== What you need to do ==
From the entries below, list each line with "amount".

== Provided data ==
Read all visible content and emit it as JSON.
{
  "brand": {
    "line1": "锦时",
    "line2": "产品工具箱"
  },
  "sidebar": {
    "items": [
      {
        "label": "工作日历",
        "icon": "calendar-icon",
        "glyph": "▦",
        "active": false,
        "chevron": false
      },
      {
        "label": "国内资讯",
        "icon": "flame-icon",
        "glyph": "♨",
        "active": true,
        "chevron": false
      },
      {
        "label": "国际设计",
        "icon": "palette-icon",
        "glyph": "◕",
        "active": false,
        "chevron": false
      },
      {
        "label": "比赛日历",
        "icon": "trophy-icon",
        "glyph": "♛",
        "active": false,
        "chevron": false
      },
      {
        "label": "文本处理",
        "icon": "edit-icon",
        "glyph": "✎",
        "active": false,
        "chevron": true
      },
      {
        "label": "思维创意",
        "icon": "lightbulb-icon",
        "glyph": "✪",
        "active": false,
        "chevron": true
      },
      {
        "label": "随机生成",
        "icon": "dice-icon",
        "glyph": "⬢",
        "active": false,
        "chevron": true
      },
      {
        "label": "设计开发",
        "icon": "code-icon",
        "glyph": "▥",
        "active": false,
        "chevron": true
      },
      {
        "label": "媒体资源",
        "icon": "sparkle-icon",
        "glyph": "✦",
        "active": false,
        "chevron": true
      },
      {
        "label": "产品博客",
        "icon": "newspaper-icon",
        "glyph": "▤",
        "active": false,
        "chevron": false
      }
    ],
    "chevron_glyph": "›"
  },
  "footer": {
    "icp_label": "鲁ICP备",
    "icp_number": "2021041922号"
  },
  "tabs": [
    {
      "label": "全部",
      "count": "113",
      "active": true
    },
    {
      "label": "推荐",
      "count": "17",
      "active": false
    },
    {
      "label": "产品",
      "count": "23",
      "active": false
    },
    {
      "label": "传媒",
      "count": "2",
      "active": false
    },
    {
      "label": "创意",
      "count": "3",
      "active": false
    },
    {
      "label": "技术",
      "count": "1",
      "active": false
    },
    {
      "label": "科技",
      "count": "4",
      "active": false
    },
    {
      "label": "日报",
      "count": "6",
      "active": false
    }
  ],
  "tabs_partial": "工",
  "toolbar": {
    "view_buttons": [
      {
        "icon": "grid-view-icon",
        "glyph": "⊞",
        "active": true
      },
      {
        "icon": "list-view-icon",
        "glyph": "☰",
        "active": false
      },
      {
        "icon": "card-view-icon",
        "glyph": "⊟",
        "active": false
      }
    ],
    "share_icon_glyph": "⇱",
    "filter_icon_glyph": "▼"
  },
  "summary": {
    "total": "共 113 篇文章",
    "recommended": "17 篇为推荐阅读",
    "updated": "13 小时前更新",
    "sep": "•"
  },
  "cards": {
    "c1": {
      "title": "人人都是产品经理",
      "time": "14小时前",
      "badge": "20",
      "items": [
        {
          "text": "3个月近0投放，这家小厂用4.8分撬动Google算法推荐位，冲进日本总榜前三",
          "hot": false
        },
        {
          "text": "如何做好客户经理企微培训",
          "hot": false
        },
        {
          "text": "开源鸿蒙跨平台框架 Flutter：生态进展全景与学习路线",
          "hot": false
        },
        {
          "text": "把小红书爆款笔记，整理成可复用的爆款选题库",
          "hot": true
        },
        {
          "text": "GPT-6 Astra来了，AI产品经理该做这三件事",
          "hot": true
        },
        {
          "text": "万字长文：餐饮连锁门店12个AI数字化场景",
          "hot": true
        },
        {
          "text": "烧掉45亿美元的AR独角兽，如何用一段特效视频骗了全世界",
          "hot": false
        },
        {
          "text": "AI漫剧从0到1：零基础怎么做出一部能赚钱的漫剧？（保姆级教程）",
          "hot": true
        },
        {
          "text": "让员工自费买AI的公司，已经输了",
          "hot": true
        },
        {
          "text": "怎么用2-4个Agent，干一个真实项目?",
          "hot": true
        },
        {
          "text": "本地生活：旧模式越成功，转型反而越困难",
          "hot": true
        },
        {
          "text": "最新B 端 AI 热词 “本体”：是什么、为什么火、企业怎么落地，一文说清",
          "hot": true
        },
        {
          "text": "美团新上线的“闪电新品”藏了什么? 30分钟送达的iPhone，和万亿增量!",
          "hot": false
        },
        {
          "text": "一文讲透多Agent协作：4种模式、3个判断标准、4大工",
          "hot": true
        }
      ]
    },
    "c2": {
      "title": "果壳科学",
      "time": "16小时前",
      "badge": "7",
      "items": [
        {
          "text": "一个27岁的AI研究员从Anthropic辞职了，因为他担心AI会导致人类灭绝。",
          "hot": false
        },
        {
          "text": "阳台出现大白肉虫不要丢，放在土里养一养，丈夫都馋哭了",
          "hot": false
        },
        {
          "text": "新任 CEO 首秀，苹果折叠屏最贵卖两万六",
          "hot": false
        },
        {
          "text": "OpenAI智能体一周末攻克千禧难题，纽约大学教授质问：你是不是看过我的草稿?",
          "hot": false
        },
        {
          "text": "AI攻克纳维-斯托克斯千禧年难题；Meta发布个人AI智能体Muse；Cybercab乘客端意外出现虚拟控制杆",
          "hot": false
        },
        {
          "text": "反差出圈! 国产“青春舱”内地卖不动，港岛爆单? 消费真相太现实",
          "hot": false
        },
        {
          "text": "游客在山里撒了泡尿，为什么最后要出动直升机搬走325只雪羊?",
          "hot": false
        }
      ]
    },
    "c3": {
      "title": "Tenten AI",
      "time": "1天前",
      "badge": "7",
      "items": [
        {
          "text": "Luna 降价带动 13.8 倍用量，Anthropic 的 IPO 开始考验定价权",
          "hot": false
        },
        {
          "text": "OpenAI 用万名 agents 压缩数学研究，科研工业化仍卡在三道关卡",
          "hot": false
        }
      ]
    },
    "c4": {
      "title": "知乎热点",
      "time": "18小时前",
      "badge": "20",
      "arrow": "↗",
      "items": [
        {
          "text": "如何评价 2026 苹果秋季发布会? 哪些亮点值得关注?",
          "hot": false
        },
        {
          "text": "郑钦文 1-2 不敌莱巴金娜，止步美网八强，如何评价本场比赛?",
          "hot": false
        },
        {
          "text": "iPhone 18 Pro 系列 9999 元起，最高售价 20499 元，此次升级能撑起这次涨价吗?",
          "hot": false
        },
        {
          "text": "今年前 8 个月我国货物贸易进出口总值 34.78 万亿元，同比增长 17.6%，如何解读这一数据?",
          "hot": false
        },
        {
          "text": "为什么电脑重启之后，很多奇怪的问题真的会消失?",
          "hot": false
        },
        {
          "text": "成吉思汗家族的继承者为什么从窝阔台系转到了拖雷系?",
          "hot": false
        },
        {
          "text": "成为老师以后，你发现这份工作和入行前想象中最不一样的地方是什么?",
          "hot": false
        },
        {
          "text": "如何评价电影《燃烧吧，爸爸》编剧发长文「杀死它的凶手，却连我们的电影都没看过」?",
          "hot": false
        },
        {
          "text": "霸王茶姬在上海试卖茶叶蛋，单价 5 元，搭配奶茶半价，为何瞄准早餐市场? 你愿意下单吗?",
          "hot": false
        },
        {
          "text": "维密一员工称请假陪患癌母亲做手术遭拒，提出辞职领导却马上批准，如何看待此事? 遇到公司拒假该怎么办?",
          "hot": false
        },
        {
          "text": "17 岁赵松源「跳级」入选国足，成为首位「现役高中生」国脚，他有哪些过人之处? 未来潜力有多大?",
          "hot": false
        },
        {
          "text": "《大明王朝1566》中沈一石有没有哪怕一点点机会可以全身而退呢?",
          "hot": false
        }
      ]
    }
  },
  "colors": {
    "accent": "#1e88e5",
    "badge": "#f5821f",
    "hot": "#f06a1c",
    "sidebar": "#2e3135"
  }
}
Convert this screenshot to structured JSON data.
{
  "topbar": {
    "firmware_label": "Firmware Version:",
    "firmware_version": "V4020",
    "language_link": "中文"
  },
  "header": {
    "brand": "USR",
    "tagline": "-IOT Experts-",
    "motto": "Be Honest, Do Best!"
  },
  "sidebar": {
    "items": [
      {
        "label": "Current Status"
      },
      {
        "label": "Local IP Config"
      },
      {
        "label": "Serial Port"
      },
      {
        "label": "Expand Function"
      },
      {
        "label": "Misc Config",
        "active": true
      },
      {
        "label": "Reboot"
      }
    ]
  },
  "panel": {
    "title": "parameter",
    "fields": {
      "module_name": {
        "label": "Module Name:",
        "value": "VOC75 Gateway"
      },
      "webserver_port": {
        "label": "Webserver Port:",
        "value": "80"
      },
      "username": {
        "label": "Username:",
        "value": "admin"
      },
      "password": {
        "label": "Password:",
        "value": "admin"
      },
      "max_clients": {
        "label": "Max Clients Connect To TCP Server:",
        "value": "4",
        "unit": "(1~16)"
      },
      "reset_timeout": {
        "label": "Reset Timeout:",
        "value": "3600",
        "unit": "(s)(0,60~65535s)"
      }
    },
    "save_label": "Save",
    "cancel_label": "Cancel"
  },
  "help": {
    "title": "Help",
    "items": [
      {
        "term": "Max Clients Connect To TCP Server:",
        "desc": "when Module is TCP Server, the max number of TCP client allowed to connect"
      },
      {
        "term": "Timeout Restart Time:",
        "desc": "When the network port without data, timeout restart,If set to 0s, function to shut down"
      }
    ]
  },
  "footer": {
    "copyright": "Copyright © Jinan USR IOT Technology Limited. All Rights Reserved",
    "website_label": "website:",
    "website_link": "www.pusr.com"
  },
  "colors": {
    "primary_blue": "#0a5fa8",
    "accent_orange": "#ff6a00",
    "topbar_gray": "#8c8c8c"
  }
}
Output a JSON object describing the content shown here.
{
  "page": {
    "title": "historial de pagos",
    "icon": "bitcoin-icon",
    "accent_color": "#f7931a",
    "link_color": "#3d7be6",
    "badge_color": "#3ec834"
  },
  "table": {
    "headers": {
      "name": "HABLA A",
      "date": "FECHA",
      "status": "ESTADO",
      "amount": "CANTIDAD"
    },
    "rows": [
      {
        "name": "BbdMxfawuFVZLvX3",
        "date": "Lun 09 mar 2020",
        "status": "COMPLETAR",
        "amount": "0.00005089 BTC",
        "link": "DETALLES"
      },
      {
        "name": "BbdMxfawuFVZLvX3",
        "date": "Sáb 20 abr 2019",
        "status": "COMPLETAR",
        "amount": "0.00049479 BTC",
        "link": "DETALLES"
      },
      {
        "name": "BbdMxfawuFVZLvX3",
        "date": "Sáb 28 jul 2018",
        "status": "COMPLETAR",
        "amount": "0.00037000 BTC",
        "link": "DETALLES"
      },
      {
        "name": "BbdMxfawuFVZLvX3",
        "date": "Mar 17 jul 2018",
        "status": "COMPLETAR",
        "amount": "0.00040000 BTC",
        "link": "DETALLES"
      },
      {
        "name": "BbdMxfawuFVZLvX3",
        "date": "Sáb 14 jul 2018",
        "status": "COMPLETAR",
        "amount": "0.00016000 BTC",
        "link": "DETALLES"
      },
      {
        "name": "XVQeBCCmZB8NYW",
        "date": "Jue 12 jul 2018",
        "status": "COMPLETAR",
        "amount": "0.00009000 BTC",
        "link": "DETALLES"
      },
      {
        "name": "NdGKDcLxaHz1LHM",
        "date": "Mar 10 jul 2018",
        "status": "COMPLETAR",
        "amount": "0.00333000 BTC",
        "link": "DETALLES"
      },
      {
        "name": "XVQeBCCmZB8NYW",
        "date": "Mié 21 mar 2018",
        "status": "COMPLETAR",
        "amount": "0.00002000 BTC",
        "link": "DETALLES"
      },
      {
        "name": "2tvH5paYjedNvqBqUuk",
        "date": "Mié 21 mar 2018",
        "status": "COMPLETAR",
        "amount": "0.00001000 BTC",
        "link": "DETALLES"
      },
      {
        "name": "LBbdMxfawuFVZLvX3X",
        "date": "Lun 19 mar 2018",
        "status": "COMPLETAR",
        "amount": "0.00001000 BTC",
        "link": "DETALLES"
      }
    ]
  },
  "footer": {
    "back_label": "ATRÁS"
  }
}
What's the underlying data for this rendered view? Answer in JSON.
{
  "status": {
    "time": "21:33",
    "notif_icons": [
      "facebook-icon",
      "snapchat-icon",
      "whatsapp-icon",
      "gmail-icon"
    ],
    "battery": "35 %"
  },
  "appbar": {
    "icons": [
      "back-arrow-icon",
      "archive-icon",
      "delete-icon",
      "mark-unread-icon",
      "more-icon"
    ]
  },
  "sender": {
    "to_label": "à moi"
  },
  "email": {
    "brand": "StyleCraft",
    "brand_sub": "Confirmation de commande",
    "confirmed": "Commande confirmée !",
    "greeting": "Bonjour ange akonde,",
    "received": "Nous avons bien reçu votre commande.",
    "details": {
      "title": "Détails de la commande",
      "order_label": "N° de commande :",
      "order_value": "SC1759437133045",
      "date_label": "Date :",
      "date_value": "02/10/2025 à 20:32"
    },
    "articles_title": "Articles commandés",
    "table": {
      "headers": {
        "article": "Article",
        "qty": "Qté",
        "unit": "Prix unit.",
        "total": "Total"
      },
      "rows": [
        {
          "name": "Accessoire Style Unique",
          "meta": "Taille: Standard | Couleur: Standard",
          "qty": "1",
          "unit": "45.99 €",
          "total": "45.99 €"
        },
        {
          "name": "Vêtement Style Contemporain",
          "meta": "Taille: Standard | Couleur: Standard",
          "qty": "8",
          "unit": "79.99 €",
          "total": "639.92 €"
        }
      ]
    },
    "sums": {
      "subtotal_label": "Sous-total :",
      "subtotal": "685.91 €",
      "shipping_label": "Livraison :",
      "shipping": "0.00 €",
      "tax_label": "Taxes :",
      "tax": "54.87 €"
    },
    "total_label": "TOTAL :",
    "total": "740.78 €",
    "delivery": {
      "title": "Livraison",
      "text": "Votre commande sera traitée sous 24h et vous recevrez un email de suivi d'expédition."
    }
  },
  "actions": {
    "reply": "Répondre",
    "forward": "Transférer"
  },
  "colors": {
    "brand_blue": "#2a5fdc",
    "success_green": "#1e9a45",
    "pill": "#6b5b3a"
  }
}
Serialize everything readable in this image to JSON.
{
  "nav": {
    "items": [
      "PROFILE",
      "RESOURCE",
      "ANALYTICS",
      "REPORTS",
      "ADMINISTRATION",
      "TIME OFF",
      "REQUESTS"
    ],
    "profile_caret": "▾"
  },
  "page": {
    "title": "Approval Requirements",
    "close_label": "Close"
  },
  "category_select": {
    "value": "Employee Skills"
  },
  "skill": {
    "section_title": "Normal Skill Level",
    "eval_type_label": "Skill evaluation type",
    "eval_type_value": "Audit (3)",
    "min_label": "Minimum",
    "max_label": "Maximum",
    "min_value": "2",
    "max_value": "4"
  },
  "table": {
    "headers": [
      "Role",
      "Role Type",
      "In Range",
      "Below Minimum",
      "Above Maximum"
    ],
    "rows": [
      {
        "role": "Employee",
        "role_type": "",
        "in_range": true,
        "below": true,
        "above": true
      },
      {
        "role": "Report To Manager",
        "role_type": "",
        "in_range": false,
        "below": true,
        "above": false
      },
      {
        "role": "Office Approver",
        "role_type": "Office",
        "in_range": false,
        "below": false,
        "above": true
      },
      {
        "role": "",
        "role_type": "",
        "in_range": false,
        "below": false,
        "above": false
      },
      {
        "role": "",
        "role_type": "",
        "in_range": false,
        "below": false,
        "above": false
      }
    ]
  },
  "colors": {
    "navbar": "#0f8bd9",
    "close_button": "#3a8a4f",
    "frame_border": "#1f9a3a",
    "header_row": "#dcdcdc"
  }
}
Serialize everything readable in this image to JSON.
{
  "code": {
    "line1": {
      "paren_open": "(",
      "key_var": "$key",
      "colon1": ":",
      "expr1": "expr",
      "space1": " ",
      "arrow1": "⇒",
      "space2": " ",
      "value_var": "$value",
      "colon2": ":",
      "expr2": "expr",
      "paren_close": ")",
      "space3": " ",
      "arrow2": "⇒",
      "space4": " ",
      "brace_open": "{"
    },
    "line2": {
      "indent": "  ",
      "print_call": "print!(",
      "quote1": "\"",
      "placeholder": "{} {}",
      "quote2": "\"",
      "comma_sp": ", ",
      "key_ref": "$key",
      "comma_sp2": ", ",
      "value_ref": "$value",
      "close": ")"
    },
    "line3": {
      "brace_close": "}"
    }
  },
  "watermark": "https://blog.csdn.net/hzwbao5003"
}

== Result ==
      "amount": "CANTIDAD"
        "amount": "0.00005089 BTC",
        "amount": "0.00049479 BTC",
        "amount": "0.00037000 BTC",
        "amount": "0.00040000 BTC",
        "amount": "0.00016000 BTC",
        "amount": "0.00009000 BTC",
        "amount": "0.00333000 BTC",
        "amount": "0.00002000 BTC",
        "amount": "0.00001000 BTC",
        "amount": "0.00001000 BTC",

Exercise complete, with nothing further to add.